Task to complete:
Every entry below is to be copied exactly as written.

++++ Data provided ++++

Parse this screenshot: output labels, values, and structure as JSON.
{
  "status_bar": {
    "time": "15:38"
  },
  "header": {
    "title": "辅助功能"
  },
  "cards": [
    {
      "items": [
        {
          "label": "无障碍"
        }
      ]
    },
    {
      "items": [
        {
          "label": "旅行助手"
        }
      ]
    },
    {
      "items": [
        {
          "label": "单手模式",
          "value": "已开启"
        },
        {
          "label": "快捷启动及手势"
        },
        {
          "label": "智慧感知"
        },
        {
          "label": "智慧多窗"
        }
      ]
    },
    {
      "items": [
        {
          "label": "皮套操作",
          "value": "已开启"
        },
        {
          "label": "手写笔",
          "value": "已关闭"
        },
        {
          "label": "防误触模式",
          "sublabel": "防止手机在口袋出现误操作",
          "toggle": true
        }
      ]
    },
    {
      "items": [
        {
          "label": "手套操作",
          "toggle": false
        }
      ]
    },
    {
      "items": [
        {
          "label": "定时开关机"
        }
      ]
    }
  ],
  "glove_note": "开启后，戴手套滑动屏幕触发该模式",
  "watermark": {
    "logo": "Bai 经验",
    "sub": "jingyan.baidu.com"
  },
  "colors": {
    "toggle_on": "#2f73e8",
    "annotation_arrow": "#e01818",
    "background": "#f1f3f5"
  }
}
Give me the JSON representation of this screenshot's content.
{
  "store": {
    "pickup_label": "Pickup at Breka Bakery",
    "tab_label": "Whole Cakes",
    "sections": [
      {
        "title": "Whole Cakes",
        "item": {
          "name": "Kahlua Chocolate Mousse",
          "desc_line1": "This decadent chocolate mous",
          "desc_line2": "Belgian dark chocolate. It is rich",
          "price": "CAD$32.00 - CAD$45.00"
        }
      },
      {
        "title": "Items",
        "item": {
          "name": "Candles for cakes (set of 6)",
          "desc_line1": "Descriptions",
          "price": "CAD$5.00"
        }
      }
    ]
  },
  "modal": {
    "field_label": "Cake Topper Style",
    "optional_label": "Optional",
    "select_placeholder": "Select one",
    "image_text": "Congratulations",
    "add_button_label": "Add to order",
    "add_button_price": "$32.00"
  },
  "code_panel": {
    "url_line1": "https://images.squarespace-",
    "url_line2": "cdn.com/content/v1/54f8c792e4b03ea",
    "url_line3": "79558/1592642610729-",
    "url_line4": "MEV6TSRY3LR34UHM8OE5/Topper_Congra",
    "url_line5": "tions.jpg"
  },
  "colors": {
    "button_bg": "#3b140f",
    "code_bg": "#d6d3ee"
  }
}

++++

Task answer:
Parse this screenshot: output labels, values, and structure as JSON.
{
  "status_bar": {
    "time": "15:38"
  },
  "header": {
    "title": "辅助功能"
  },
  "cards": [
    {
      "items": [
        {
          "label": "无障碍"
        }
      ]
    },
    {
      "items": [
        {
          "label": "旅行助手"
        }
      ]
    },
    {
      "items": [
        {
          "label": "单手模式",
          "value": "已开启"
        },
        {
          "label": "快捷启动及手势"
        },
        {
          "label": "智慧感知"
        },
        {
          "label": "智慧多窗"
        }
      ]
    },
    {
      "items": [
        {
          "label": "皮套操作",
          "value": "已开启"
        },
        {
          "label": "手写笔",
          "value": "已关闭"
        },
        {
          "label": "防误触模式",
          "sublabel": "防止手机在口袋出现误操作",
          "toggle": true
        }
      ]
    },
    {
      "items": [
        {
          "label": "手套操作",
          "toggle": false
        }
      ]
    },
    {
      "items": [
        {
          "label": "定时开关机"
        }
      ]
    }
  ],
  "glove_note": "开启后，戴手套滑动屏幕触发该模式",
  "watermark": {
    "logo": "Bai 经验",
    "sub": "jingyan.baidu.com"
  },
  "colors": {
    "toggle_on": "#2f73e8",
    "annotation_arrow": "#e01818",
    "background": "#f1f3f5"
  }
}
Give me the JSON representation of this screenshot's content.
{
  "store": {
    "pickup_label": "Pickup at Breka Bakery",
    "tab_label": "Whole Cakes",
    "sections": [
      {
        "title": "Whole Cakes",
        "item": {
          "name": "Kahlua Chocolate Mousse",
          "desc_line1": "This decadent chocolate mous",
          "desc_line2": "Belgian dark chocolate. It is rich",
          "price": "CAD$32.00 - CAD$45.00"
        }
      },
      {
        "title": "Items",
        "item": {
          "name": "Candles for cakes (set of 6)",
          "desc_line1": "Descriptions",
          "price": "CAD$5.00"
        }
      }
    ]
  },
  "modal": {
    "field_label": "Cake Topper Style",
    "optional_label": "Optional",
    "select_placeholder": "Select one",
    "image_text": "Congratulations",
    "add_button_label": "Add to order",
    "add_button_price": "$32.00"
  },
  "code_panel": {
    "url_line1": "https://images.squarespace-",
    "url_line2": "cdn.com/content/v1/54f8c792e4b03ea",
    "url_line3": "79558/1592642610729-",
    "url_line4": "MEV6TSRY3LR34UHM8OE5/Topper_Congra",
    "url_line5": "tions.jpg"
  },
  "colors": {
    "button_bg": "#3b140f",
    "code_bg": "#d6d3ee"
  }
}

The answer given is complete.